SOURCE DATA -
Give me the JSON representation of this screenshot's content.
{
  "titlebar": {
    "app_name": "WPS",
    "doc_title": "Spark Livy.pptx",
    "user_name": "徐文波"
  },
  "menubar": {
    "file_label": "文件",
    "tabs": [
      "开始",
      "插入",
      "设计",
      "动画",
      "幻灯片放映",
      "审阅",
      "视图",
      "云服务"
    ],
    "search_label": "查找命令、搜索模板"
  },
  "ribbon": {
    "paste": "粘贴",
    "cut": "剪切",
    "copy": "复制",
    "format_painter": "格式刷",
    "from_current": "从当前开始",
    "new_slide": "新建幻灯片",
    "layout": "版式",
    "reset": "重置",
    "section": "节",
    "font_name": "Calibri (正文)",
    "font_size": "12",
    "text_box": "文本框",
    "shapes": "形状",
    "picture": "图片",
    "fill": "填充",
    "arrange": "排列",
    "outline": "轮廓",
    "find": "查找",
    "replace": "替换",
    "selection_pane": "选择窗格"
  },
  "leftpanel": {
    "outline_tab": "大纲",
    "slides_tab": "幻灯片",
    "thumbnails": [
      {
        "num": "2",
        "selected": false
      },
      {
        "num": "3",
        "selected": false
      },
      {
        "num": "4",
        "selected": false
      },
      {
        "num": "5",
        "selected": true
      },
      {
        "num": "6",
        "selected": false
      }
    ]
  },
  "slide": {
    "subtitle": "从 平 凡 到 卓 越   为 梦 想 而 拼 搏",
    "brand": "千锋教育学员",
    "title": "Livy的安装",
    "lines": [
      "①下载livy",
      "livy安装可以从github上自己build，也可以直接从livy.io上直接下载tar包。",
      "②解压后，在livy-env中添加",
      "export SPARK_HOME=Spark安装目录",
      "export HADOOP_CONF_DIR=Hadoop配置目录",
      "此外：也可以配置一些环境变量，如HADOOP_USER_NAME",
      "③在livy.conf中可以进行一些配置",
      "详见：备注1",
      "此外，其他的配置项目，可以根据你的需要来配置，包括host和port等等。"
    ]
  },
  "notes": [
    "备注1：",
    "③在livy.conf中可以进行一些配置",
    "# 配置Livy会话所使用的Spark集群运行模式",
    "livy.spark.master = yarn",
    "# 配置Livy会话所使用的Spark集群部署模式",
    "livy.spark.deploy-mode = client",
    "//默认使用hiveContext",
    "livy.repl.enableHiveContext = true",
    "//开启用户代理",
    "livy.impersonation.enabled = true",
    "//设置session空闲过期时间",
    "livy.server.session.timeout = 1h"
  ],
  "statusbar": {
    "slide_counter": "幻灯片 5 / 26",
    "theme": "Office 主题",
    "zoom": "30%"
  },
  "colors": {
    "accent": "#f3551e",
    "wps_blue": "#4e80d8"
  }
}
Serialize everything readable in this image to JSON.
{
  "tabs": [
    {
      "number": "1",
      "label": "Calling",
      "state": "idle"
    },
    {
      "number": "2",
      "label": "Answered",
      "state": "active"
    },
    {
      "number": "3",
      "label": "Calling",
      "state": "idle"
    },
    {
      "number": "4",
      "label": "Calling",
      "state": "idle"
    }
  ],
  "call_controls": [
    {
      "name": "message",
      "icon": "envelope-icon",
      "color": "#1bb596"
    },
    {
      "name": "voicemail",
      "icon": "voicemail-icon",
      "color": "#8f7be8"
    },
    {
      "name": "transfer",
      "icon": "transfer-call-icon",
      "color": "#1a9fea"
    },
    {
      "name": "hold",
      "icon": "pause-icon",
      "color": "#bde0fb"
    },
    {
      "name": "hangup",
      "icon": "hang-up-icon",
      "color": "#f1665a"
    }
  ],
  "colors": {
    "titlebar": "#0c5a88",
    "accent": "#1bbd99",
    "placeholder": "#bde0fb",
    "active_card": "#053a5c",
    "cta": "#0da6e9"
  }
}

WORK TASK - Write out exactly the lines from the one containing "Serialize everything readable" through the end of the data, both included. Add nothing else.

ANSWER TO THIS EXERCISE -
Serialize everything readable in this image to JSON.
{
  "tabs": [
    {
      "number": "1",
      "label": "Calling",
      "state": "idle"
    },
    {
      "number": "2",
      "label": "Answered",
      "state": "active"
    },
    {
      "number": "3",
      "label": "Calling",
      "state": "idle"
    },
    {
      "number": "4",
      "label": "Calling",
      "state": "idle"
    }
  ],
  "call_controls": [
    {
      "name": "message",
      "icon": "envelope-icon",
      "color": "#1bb596"
    },
    {
      "name": "voicemail",
      "icon": "voicemail-icon",
      "color": "#8f7be8"
    },
    {
      "name": "transfer",
      "icon": "transfer-call-icon",
      "color": "#1a9fea"
    },
    {
      "name": "hold",
      "icon": "pause-icon",
      "color": "#bde0fb"
    },
    {
      "name": "hangup",
      "icon": "hang-up-icon",
      "color": "#f1665a"
    }
  ],
  "colors": {
    "titlebar": "#0c5a88",
    "accent": "#1bbd99",
    "placeholder": "#bde0fb",
    "active_card": "#053a5c",
    "cta": "#0da6e9"
  }
}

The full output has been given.